New publication by Ikuhiro Kida & Hiroshi Ban, both CiNet PI:”Assessment of olfactory information in the human brain using 7-Tesla functional magnetic resonance imaging”

 

https://www.sciencedirect.com/science/article/pii/S1053811921004894

Title: Assessment of olfactory information in the human brain using 7-Tesla functional magnetic resonance imaging

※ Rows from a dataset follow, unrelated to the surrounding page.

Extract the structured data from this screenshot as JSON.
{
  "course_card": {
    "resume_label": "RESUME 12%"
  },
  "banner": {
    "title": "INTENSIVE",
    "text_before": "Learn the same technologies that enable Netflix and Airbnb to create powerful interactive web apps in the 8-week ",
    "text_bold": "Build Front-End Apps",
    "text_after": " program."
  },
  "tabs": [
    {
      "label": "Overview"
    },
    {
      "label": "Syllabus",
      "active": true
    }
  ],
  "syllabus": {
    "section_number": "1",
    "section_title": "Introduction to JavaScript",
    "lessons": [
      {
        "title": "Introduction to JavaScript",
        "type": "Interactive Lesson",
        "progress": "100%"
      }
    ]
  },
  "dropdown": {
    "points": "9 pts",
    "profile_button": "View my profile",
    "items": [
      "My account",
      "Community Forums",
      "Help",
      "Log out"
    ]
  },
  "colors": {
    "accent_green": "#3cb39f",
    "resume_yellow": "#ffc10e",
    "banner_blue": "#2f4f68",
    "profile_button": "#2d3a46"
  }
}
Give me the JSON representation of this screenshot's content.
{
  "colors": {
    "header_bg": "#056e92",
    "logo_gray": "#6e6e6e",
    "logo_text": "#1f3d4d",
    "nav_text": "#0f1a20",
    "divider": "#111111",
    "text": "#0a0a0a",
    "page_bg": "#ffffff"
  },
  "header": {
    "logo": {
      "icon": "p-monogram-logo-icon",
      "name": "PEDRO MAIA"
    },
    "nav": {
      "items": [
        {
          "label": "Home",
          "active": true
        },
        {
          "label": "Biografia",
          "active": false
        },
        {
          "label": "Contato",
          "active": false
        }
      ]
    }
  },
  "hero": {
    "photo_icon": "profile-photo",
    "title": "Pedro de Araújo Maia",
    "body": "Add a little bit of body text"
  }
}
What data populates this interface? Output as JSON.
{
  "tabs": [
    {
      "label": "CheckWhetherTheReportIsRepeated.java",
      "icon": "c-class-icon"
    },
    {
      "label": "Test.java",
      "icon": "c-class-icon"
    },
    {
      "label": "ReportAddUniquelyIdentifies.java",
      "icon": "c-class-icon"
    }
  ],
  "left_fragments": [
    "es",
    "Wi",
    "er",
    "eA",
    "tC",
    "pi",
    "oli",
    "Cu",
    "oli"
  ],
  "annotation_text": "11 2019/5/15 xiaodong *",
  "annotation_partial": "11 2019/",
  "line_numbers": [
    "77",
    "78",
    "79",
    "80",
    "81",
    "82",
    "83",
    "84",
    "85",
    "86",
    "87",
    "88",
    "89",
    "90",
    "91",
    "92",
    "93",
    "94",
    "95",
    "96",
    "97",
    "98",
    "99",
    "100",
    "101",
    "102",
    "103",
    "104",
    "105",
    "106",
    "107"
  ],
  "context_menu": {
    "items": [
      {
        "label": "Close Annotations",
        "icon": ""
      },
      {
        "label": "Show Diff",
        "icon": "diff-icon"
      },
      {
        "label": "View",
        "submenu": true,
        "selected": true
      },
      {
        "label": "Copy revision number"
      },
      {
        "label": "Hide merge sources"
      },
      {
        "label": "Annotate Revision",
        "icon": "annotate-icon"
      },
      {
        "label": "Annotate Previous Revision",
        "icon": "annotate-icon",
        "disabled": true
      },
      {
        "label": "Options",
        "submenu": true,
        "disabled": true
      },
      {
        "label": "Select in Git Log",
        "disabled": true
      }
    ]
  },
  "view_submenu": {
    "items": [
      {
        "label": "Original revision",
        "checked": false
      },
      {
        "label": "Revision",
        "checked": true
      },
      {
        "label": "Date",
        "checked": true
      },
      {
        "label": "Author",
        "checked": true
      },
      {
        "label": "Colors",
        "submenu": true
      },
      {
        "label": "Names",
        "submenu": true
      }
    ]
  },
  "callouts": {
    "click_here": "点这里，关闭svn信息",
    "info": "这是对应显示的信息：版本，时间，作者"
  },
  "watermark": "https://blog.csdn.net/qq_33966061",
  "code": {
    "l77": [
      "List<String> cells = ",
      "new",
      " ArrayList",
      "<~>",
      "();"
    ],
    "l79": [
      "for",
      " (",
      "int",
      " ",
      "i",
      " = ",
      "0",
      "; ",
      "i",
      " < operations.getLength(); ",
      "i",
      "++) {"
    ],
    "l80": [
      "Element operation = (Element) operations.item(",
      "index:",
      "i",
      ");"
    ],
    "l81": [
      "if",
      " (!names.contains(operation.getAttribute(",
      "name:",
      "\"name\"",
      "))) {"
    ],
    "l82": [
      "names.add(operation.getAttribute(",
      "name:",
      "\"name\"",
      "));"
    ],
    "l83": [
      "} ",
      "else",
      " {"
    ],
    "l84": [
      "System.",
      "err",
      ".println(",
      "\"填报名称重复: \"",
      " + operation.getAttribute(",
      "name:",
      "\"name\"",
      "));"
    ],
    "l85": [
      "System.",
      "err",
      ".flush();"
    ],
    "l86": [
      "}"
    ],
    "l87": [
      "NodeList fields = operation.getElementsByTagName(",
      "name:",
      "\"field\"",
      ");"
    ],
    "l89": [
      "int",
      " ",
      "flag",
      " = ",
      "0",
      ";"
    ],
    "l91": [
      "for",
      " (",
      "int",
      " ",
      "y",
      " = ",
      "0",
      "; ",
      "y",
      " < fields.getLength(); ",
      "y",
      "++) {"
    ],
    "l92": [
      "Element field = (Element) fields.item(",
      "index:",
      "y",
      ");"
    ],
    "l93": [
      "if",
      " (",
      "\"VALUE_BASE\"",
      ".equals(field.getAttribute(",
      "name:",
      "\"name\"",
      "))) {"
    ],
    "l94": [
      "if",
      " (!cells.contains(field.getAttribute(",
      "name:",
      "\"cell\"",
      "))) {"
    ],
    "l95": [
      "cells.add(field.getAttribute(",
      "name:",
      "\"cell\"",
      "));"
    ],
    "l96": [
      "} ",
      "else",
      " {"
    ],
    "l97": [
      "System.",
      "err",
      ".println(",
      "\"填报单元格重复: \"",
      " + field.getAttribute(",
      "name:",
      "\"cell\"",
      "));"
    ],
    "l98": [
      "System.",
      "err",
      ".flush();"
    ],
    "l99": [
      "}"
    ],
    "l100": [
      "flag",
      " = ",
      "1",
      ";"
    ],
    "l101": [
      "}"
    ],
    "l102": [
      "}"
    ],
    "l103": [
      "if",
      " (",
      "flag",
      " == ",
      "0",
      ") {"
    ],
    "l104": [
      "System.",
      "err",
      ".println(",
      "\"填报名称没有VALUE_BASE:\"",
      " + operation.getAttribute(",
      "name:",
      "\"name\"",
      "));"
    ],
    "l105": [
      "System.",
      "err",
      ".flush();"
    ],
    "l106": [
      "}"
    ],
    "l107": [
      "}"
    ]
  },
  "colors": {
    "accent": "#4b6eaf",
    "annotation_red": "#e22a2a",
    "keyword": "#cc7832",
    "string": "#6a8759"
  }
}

Abstract:
Olfaction could prove to be an early marker of neurodegenerative diseases, including Alzheimer’s and Parkinson’s diseases. To use olfaction for disease diagnosis, elucidating the standard olfactory functions in healthy humans is necessary. However, the olfactory function in the human brain is less frequently assessed because of methodological difficulties associated with olfactory-related cerebral areas. Using ultra-high fields (UHF), functional magnetic resonance imaging (fMRI) with high spatial resolution and sensitivity may allow for the measurement of activation in the cerebral areas. This study aimed to apply 7-Tesla fMRI to assess olfactory function in the human brain by exposing individuals to four different odorants for 8 s. We found that olfactory stimulation mainly activated the piriform and orbitofrontal cortex in addition to the amygdala. Among these regions, univariate fMRI analysis indicated that subjective odor intensity significantly correlated with the averaged fMRI signals in the piriform cortex but not with subjective hedonic tone in any region. In contrast, multivariate fMRI analysis showed that subjective hedonic tone could be discriminated from the fMRI response patterns in the posterior orbitofrontal cortex. Thus, the piriform cortex is mainly associated with subjective odor intensity, whereas the posterior orbitofrontal cortex are involved in the discrimination of the subjective hedonic tone of the odorant. UHF-fMRI may be useful for assessing olfactory function in the human brain.